The benefits of TOD also address a variety of California’s most pressing problems. By increasing transit ridership, TOD will help bolster transit agencies’ service, reducing the negative environmental effects of car-dependency. While cars will not magically disappear, reimagining who and what our built environment prioritizes is essential in reducing our reliance on private automobile use. TOD is not a panacea towards transit authorities fully recovering from severe deficits, but it is one of the most necessary, practical, and efficient ways to help do so. And with ridership heavily concentrated among lower-income populations, TOD’s ability to improve public transit demonstrates impactful equity benefits that extend beyond just the affordable percentage of individual projects. Developing transit-adjacent land into dense, thriving communities can and will help address our crippling housing shortage in an equitable and environmentally-focused way because homes will increase ridership and create system stability. As the Bay Area confronts its housing shortage, TOD on transit agency owned land can and must play an important role in shaping how our region responds.

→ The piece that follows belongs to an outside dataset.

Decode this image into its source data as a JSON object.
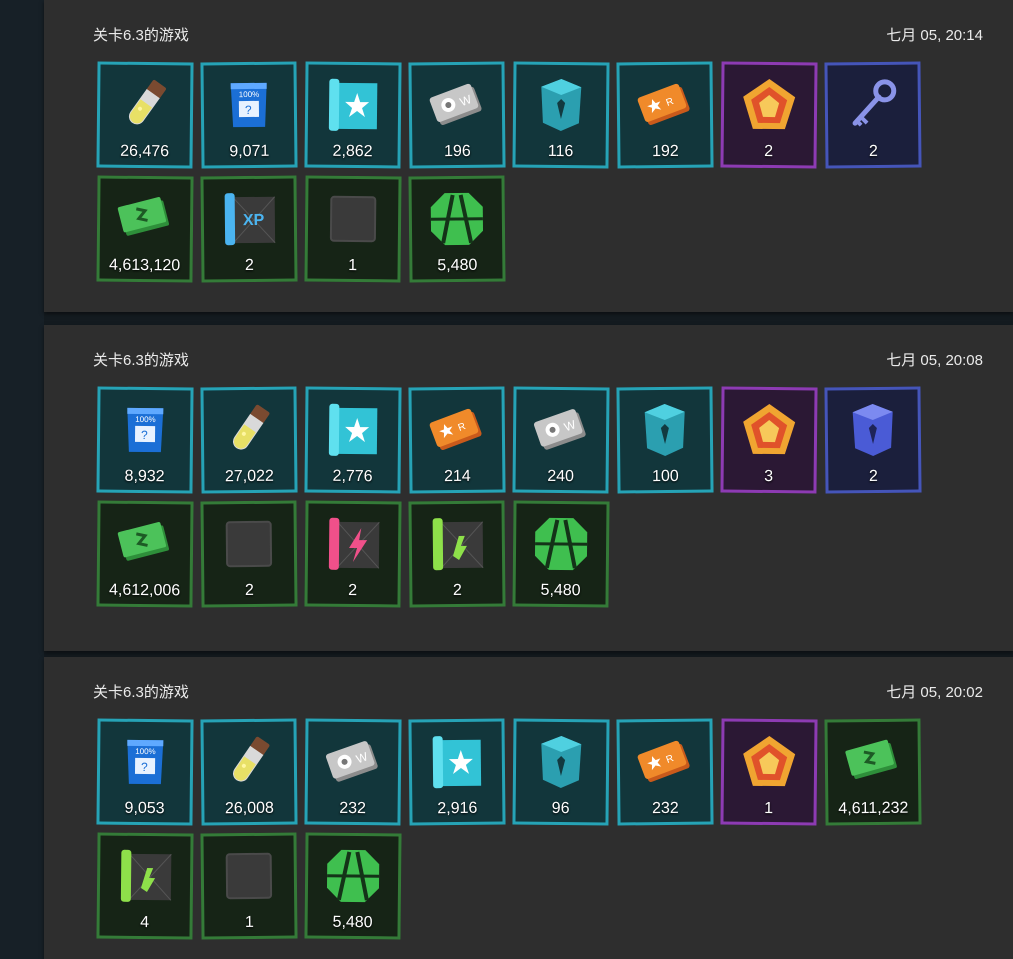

- Konvitz, Josef W. (1987). “Patterns in the Development of Urban Infrastructure”. American Urbanism. Greenwood Press: 204.
- O’Shaughnessy, Michael (May 1929). Report on the street railway transportation requirements of San Francisco with special consideration to the unification of existing facilities (Report). City and County of San Francisco Department of Public Works. Retrieved October 30, 2018.
- 2018 Population Estimates. United States Census Bureau, Population Division. April 18, 2018. Retrieved April 18, 2019.
- Rothstein, Richard. The Color of Law, 2017.
- All BART information from interview conducted on April 28, 2021 with Abigal Thorne-Lyman, TOD Program Manager at BART